Voters in the Sweetwater Union High School District will elect two of four candidates on the district’s board of trustees in November’s general election.
But voters in the largest secondary school district in California have another important decision to make on Nov. 8.
Through Ballot Measure CC, voters will determine if they want to impose hard term limits for the district’s policymakers.
Currently a Sweetwater board member can serve as many consecutive terms as they like, as long as voters keep them in office.
“As long as the community keeps voting for the same person, they can technically run every four years,” said Sweetwater Union High School District spokesman Manny Rubio.
Measure CC, if passed by voters, will limit the number of terms a member of the board of trustees may serve.
The proposal would limit board members to two four-year terms regardless of trustee area represented.
Any person who serves in excess of one-half of a full term as a board member by way of appointment, election or any combination thereof, shall be deemed to have served one full term, the proposal states.
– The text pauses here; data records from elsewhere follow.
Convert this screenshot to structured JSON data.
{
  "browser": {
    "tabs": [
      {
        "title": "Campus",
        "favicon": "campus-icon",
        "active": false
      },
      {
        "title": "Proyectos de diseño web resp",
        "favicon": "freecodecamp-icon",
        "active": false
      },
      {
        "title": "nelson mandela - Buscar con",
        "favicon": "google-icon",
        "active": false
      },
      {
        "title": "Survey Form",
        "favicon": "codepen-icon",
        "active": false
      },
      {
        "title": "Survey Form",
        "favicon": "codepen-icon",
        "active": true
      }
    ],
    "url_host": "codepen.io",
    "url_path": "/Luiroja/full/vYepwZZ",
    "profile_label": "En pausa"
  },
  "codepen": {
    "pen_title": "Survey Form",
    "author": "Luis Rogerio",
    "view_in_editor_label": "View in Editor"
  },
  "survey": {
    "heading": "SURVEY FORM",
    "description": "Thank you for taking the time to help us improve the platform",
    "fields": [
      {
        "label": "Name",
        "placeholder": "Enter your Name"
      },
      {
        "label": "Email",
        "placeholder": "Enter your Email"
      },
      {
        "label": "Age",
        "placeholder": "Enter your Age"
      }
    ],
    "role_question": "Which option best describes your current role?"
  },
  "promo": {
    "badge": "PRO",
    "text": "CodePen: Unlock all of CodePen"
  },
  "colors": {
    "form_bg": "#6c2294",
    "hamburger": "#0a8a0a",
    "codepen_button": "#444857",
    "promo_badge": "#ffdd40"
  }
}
Any board member who resigns or is removed from office with less than one-half of a full term remaining until the expiration of the term shall be deemed to have served a full term.
“We’re trying to address all scenarios where you serve the whole eight years or not,” said board president Nick Segura, who is seeking reelection.
If the majority of voters approve term limits the limit would apply to any board member elected or appointed after Dec. 31.
Segura said setting a limit on the number of terms an individual may serve on the board will cause a rejuvenation of the board by bringing fresh ideas and broadening the range of persons making important decisions affecting the district.
“I think it’s healthy for the district for fresh ideas and to have more citizens able to participate in that process so we don’t end up with lifelong trustees,” Segura said.
Segura admits the proposal partially derives from the corruption scandal that rocked the Sweetwater district a few years ago in which four of five board members were indicted in a pay-for-play scheme.
“That’s partially the case but this is more about trying to get other people in the community involved and let them run for office so somebody doesn’t have a stranglehold in an office,” he said. “We’re trying to make sure that this does not turn into a career job for somebody.”